36. Greek Transport Amphorae (Keith Swift)
37. Pithoi (Keith Swift)
38. Lamps (Emanuela Conoci)
39. Metal Finds (Marta Mazzoli)
40. Coins of the Pantanello Sanctuary (Anna Rita Parente)
41. Lithics from the Pantanello Sanctuary (Cesare D’Annibale)

Volume III: Interpretations
Part 5: Archaeological Materials—Cult-Related Objects
42. Architectural Materials from the Pantanello Sanctuary (Carlo Rescigno, Francesco Perugino, and Nicoletta Petrillo)
43. Stone Sculptures (Joseph Coleman Carter)
44. Loom Weights (Lin Foxhall)
45. Terracottas (Rebecca Miller Ammerman)
Part 6: Sanctuary Structures
46. Phase 1a: The Spring and Collecting Basin (Joseph Coleman Carter)
47. Phase 1b to 2a: The Archaic Temple and Stoa (Joseph Coleman Carter)
48. Phase 3: The Stoai (Hilltop) and Oikos (Joseph Coleman Carter)
49. Phase 4: The Pantanello Farmhouse (Keith Swift and Joseph Coleman Carter)

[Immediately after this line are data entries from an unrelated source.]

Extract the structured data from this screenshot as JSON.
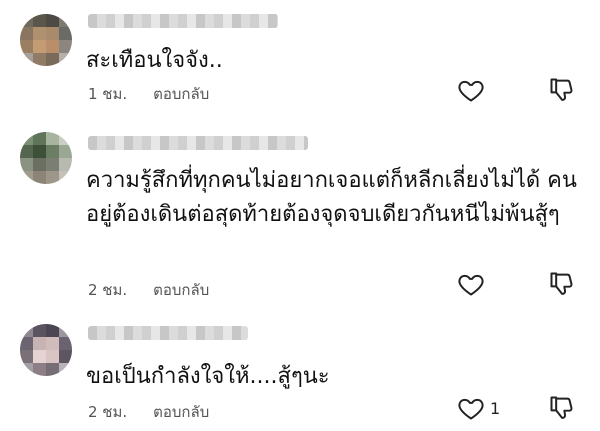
{
  "comments": [
    {
      "text": "สะเทือนใจจัง..",
      "time": "1 ชม.",
      "reply_label": "ตอบกลับ",
      "like_count": ""
    },
    {
      "text": "ความรู้สึกที่ทุกคนไม่อยากเจอแต่ก็หลีกเลี่ยงไม่ได้ คนอยู่ต้องเดินต่อสุดท้ายต้องจุดจบเดียวกันหนีไม่พ้นสู้ๆ",
      "time": "2 ชม.",
      "reply_label": "ตอบกลับ",
      "like_count": ""
    },
    {
      "text": "ขอเป็นกำลังใจให้....สู้ๆนะ",
      "time": "2 ชม.",
      "reply_label": "ตอบกลับ",
      "like_count": "1"
    }
  ],
  "icons": {
    "like": "heart-outline-icon",
    "dislike": "thumbs-down-outline-icon"
  },
  "colors": {
    "text": "#111111",
    "meta": "#555555",
    "icon": "#222222"
  }
}
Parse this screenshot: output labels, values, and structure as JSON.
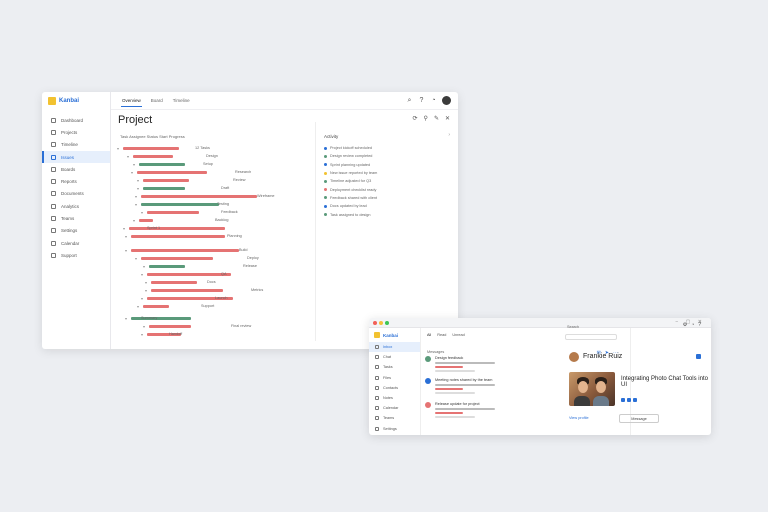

Part 7: The Cult (Joseph Coleman Carter)
50. The Development of the Sanctuary and the Cult: Phase 1a (600–550 BC)
51. The Development of the Sanctuary and the Cult: Phase 1b (550–500 BC)
52. The Development of the Sanctuary and the Cult: Phase 2a (500–480/470 BC)
53. The Sanctuary and Cult in the 5th Century BC: The Gap
54. The Development of the Sanctuary and the Cult: Phase 3 (400–320/300 BC))
55. The Other Sanctuary of Artemis in the Chora

Part 8: Data
56. Data Management and ARK (Jessica Trelogan and Lauren M. Jackson)
57. Matrices (Keith Swift)
58. Assemblages by Phase and Distribution (Keith Swift)

Notes:


1.   Many of these categories, including the Ionian cups and black-glaze pottery were presented in detail in Kara Nicholas’ doctoral dissertation, “Interpreting Religious Ritual in Magna Graecia: An Analysis of the Archaic and Classical Black Glaze Ceramics from the Rural Sanctuary at Pantanello (Metaponto)” (UCLA 1999), for which Carter served as an examiner. I was concerned that there was no acknowledgment of, or reference to, this important study.
2.   G. Postrioti, La stipe votiva del Tempio “E” di Metaponto, Rome 1996.
3.   M.G. Signore, “Relievi fittili con recumbente dal ceramic ai Metaponto,” Studi di Antichità 9, 1996, 299-360.
4.   F. De Stefano, “Il repertorio iconografico del santario di S. Biagio alla Venella (Metaponto) all’alba della colonia,” Antesteria 3, 157-169.

Read comments on this review or add a comment on the BMCR blog

Home
Read Latest
Archives
BMCR Blog
About BMCR
Review for BMCR
Commentaries
Support BMCR

BMCR, Bryn Mawr College, 101 N. Merion Ave., Bryn Mawr, PA 19010